Study of a blacksmith, for Canadian Grand Trunk Railway Offices, London
Unmounted (ref: 7071)
Signed with monogram
Red and black chalk on buff paper
21 x 13 in. (53 x 33 cm)
This drawing will appear as M2341 in Dr Libby Horner's forthcoming Catalogue Raisonne.
The Grand Trunk Railway London headquarters, at Cockspur Street, were designed by Sir Aston Webb (1849-1930). Brangwyn painted a mural frieze in tempera circa 1909.
It is surprising to learn that, other than as an apprentice to William Morris (1882), Brangwyn had no formal artistic training. While his near contemporaries Augustus John (1878-1961) and William Orpen (1878-1931) arguably had greater technical facility, Brangwyn’s vigorous approach to drawing and directness of observation place him amongst the greatest draughtsman of Twentieth Century British art. As the art critic T. W. Earp constated, ‘It is in the drawings ... that the key to Brangwyn’s greatness is to be found’.
In 1952, in the Preface to the Brangwyn exhibition at the Royal Academy, Gerald Kelly (1879-1972) made the apt, but unlikely comparison between Brangwyn’s drawings and cricket:
Besides loving painting, I have very much loved watching cricket. There were great cricketers in the old days, and one of the finest of them was Archie MacLaren. When he drove through the covers it was a most majestic and splendid thing to see.

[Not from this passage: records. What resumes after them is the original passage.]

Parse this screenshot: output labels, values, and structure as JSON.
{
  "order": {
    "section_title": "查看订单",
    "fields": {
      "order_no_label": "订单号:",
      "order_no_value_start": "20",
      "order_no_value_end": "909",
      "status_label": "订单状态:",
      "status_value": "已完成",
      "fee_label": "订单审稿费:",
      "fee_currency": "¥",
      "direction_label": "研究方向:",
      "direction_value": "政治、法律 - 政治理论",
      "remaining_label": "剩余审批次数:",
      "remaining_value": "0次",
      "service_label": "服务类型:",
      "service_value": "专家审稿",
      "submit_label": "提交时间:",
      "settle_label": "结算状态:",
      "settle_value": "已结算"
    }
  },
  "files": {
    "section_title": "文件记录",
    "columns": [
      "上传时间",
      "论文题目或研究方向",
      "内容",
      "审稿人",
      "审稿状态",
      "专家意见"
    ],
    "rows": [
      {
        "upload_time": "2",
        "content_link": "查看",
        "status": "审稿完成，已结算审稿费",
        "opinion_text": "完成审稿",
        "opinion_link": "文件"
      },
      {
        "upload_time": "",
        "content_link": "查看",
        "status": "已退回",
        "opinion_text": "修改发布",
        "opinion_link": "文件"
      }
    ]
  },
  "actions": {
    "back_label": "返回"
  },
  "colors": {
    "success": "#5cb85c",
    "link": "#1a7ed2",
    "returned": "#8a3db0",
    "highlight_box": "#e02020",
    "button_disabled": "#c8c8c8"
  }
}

Brangwyn’s drawings give me exactly the same thrill.
We are grateful to Dr Libby Horner for assistance.